--- DATA FOR THE TASK Enclosed Below ---
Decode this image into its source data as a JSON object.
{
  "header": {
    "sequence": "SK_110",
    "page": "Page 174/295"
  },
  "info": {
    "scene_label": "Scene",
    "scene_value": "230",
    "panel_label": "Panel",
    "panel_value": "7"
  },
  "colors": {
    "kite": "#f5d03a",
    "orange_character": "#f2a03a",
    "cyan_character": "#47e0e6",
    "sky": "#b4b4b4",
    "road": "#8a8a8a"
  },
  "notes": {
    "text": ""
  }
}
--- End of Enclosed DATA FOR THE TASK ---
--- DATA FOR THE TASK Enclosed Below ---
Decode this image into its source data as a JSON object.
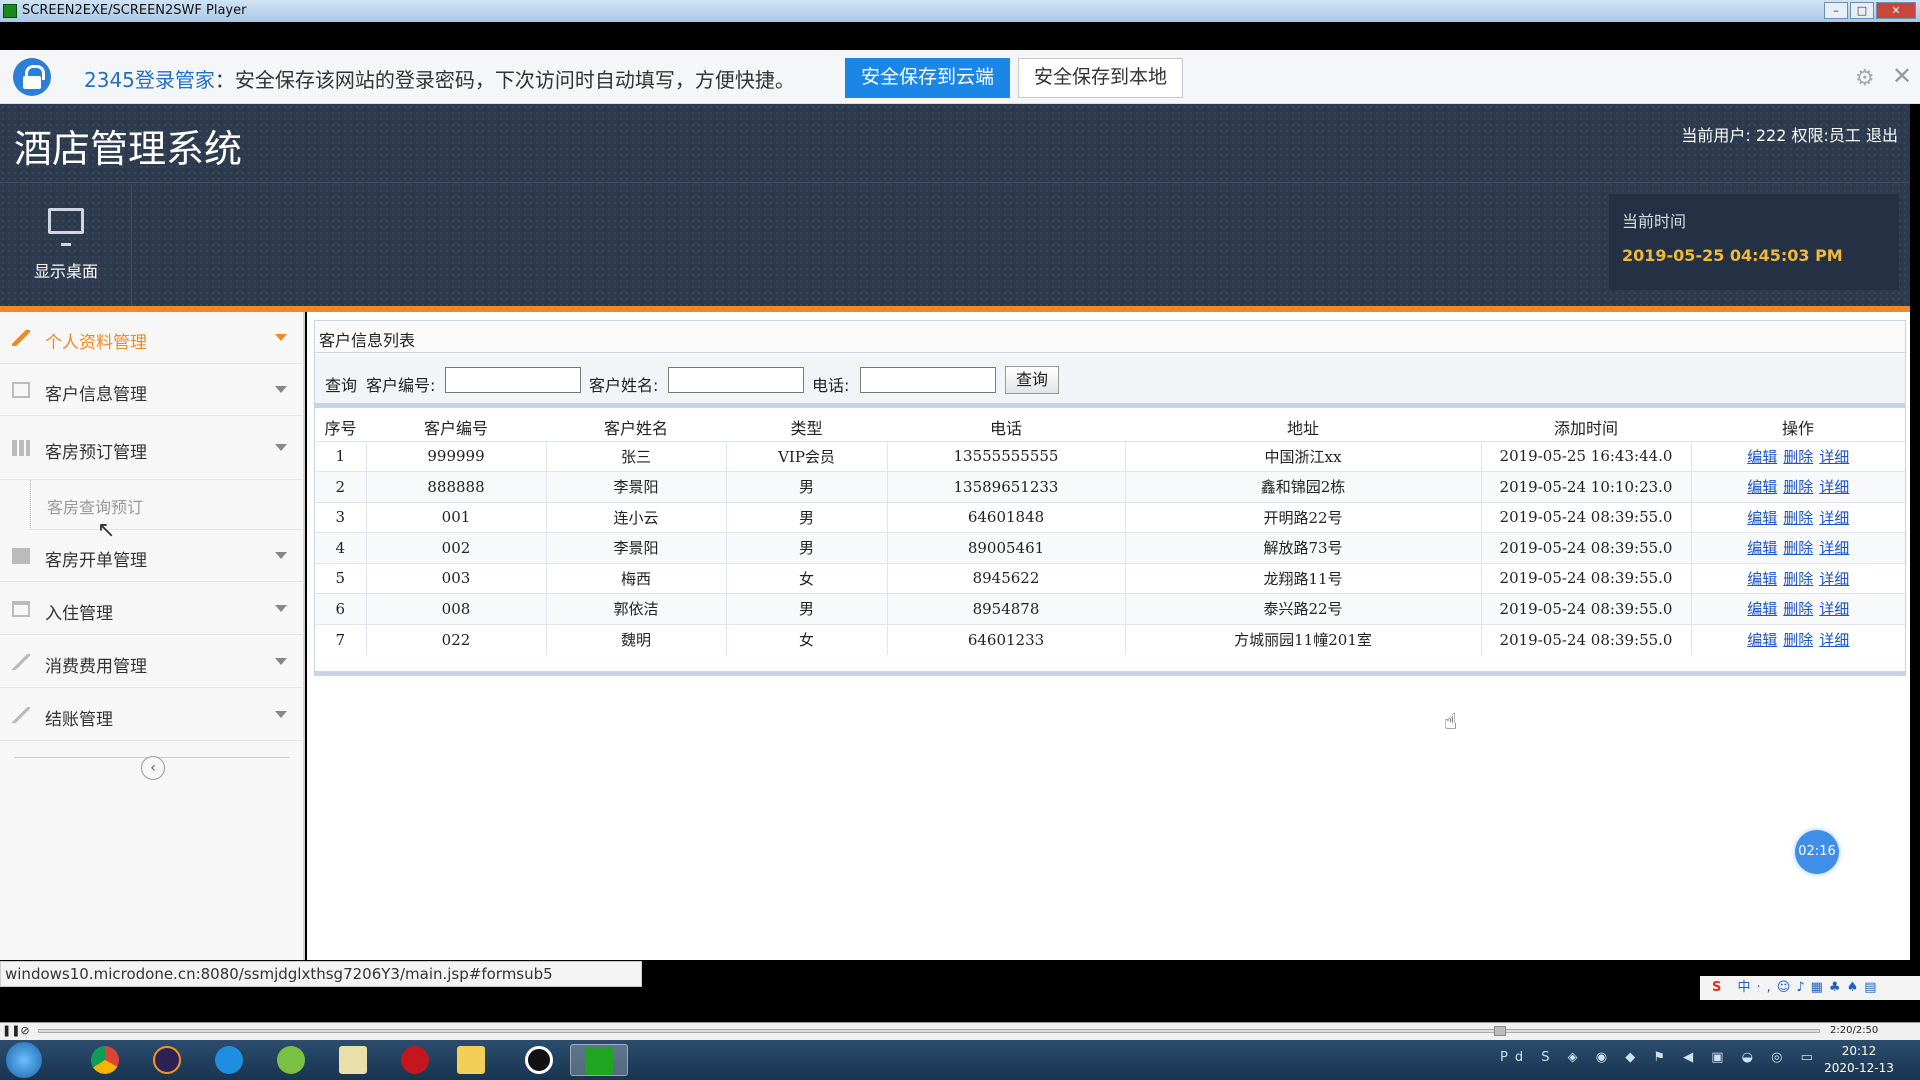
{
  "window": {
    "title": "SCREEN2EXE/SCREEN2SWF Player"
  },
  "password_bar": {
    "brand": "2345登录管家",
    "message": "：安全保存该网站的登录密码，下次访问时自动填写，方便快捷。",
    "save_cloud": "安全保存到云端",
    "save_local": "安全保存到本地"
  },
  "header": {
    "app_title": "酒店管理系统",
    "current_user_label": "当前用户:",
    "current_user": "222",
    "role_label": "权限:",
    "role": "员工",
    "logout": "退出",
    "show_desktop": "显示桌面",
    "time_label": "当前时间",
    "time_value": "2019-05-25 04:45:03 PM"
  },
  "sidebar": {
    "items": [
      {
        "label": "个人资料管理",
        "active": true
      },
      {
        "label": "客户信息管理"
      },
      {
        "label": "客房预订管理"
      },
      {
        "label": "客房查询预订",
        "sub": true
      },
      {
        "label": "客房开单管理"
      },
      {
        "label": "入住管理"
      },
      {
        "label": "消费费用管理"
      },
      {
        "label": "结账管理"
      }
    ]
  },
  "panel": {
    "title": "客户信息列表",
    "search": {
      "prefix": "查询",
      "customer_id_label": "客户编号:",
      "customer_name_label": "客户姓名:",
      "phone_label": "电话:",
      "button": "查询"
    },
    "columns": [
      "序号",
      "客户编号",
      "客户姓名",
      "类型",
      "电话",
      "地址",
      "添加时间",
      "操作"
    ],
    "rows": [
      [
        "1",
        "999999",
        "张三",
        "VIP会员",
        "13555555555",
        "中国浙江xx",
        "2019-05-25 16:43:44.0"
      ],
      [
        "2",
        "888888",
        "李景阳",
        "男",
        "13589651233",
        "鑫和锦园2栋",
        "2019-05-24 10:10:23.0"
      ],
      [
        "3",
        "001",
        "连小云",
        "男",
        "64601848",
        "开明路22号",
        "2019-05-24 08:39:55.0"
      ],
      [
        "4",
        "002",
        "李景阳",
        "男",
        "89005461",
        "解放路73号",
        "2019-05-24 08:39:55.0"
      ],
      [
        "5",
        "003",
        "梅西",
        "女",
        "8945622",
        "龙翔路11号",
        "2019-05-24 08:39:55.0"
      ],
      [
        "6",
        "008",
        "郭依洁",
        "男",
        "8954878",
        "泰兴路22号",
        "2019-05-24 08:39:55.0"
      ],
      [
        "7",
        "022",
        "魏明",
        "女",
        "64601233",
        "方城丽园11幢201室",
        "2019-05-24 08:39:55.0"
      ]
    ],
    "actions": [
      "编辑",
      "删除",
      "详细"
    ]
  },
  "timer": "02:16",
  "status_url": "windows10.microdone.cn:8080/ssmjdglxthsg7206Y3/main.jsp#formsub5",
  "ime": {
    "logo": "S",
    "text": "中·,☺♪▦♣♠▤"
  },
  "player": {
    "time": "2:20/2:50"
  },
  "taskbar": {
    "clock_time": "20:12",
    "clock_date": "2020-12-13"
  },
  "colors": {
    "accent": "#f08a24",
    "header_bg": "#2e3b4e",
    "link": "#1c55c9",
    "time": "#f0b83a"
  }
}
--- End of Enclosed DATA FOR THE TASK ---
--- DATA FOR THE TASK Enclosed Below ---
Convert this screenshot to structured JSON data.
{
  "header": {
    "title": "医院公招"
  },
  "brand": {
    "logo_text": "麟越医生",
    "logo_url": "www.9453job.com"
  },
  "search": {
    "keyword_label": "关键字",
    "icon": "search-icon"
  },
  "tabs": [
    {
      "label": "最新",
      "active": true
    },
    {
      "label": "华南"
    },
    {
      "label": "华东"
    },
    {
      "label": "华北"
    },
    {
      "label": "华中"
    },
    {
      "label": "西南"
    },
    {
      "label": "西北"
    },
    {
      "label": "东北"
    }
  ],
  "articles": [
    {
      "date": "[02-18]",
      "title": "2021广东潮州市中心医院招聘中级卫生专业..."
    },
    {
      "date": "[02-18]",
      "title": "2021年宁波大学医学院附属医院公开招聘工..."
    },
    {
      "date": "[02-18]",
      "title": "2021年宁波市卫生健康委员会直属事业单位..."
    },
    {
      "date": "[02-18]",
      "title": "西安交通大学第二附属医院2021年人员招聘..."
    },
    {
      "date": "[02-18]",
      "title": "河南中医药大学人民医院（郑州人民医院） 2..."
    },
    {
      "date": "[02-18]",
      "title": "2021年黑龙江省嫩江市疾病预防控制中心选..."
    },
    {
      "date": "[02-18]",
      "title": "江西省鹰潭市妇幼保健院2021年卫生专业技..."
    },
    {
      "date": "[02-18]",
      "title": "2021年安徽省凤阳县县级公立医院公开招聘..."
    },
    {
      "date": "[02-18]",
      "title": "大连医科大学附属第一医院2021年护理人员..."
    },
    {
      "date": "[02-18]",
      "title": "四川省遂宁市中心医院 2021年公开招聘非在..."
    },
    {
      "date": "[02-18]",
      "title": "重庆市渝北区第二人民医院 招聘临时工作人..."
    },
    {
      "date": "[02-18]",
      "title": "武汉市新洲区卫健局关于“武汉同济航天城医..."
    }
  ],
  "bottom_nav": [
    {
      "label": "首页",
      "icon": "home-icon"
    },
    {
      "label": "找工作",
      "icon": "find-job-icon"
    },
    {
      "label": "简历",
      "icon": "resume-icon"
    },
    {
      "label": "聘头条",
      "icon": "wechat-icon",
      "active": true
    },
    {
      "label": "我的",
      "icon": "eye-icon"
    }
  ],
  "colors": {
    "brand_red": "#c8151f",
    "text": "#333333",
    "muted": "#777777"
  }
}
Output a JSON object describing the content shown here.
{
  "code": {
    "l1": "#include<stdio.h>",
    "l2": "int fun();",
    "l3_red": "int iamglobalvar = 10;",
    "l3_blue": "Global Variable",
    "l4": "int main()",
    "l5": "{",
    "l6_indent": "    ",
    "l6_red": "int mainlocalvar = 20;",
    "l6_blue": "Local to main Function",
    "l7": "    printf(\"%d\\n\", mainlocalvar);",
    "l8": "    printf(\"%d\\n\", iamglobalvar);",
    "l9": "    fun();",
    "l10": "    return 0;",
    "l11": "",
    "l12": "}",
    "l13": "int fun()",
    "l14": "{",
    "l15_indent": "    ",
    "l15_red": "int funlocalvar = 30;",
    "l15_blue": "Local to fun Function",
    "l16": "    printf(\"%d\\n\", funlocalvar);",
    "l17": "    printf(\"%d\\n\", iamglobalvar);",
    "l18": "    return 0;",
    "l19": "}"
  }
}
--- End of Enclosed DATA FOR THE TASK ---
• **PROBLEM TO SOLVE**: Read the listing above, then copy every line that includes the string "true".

• **ANSWER SECTION**:
        "active": true
        "sub": true
      "active": true
      "active": true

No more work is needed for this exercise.